National Geographic has a special coffee table issue “The Next Earth: What Our World Can Teach Us About Other Planets”, by Tom Jones and Ellen Stofan. Somehow I'm reminded of the 1990s series "Earth II" with Anthony Saboto.
There is a spectacular photo of Chixulub, Yucatan, Mexico, where a 6-mile long comet crashed 65 million years ago and changed the history of Earth and made us possible.
There is a lot of comparable geology of Venus and Mars, both of which have volcanoes larger than any on Earth (even the Yellowstone Caldera).
There is a pretty thorough exploration of what we know about possible life on Mars and in the ocean of Europa, and some discussion of Titan (I have a review of a BBC film about Titan today on my movie’s page).
But the most interesting photo probably occurs on p. 106, an artist’s sketch of a desert landscape on an Earth-like planet in the Goldilocks zone around Proxima Centauri B, a red dwarf star, the closest to Earth. The planet is probably tidally locked, which would make the habitable area of perpetual twilight and mild temperatures smaller. Tidally locked planets may have strong winds.
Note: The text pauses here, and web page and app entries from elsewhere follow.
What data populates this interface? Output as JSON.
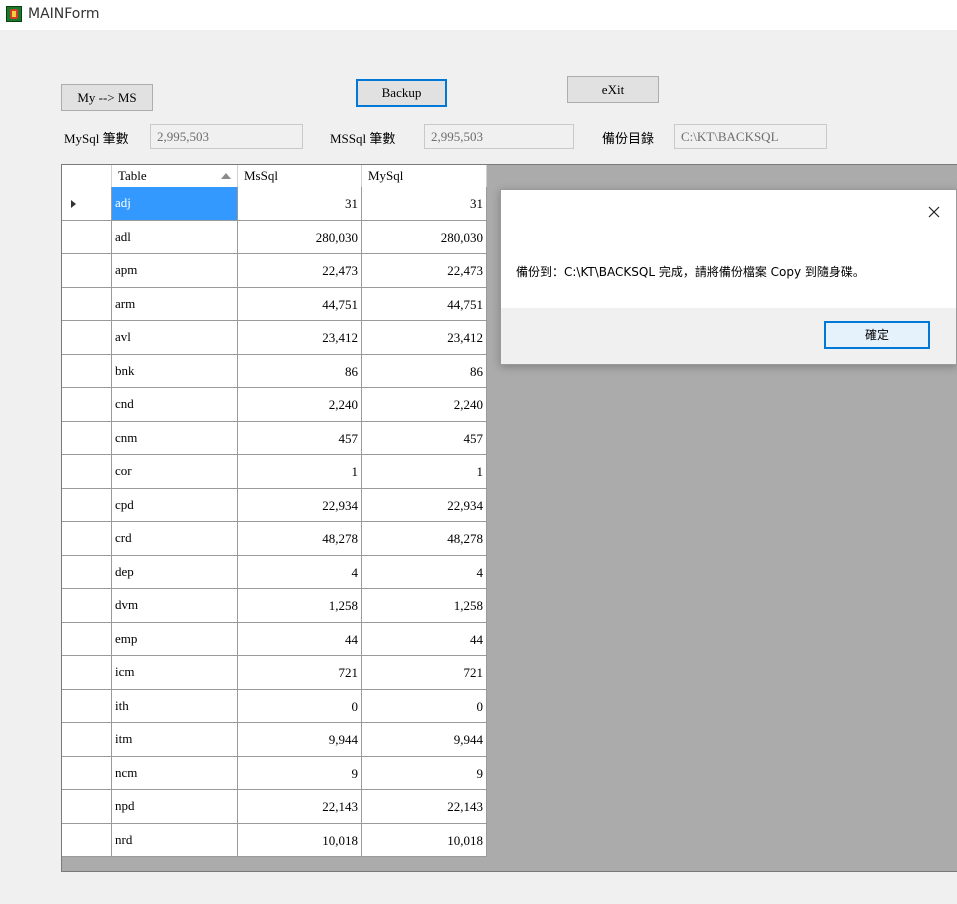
{
  "window": {
    "title": "MAINForm"
  },
  "toolbar": {
    "my_to_ms_label": "My --> MS",
    "backup_label": "Backup",
    "exit_label": "eXit"
  },
  "fields": {
    "mysql_count_label": "MySql 筆數",
    "mysql_count_value": "2,995,503",
    "mssql_count_label": "MSSql 筆數",
    "mssql_count_value": "2,995,503",
    "backup_dir_label": "備份目錄",
    "backup_dir_value": "C:\\KT\\BACKSQL"
  },
  "grid": {
    "columns": [
      "Table",
      "MsSql",
      "MySql"
    ],
    "sort_column": "Table",
    "sort_direction": "ascending",
    "selected_row": 0,
    "rows": [
      {
        "table": "adj",
        "mssql": "31",
        "mysql": "31"
      },
      {
        "table": "adl",
        "mssql": "280,030",
        "mysql": "280,030"
      },
      {
        "table": "apm",
        "mssql": "22,473",
        "mysql": "22,473"
      },
      {
        "table": "arm",
        "mssql": "44,751",
        "mysql": "44,751"
      },
      {
        "table": "avl",
        "mssql": "23,412",
        "mysql": "23,412"
      },
      {
        "table": "bnk",
        "mssql": "86",
        "mysql": "86"
      },
      {
        "table": "cnd",
        "mssql": "2,240",
        "mysql": "2,240"
      },
      {
        "table": "cnm",
        "mssql": "457",
        "mysql": "457"
      },
      {
        "table": "cor",
        "mssql": "1",
        "mysql": "1"
      },
      {
        "table": "cpd",
        "mssql": "22,934",
        "mysql": "22,934"
      },
      {
        "table": "crd",
        "mssql": "48,278",
        "mysql": "48,278"
      },
      {
        "table": "dep",
        "mssql": "4",
        "mysql": "4"
      },
      {
        "table": "dvm",
        "mssql": "1,258",
        "mysql": "1,258"
      },
      {
        "table": "emp",
        "mssql": "44",
        "mysql": "44"
      },
      {
        "table": "icm",
        "mssql": "721",
        "mysql": "721"
      },
      {
        "table": "ith",
        "mssql": "0",
        "mysql": "0"
      },
      {
        "table": "itm",
        "mssql": "9,944",
        "mysql": "9,944"
      },
      {
        "table": "ncm",
        "mssql": "9",
        "mysql": "9"
      },
      {
        "table": "npd",
        "mssql": "22,143",
        "mysql": "22,143"
      },
      {
        "table": "nrd",
        "mssql": "10,018",
        "mysql": "10,018"
      }
    ]
  },
  "dialog": {
    "message": "備份到：C:\\KT\\BACKSQL 完成，請將備份檔案 Copy 到隨身碟。",
    "ok_label": "確定"
  }
}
Stephen Hawking is reported to have said that mankind has about 100 years to escape Earth (by drawings straws?)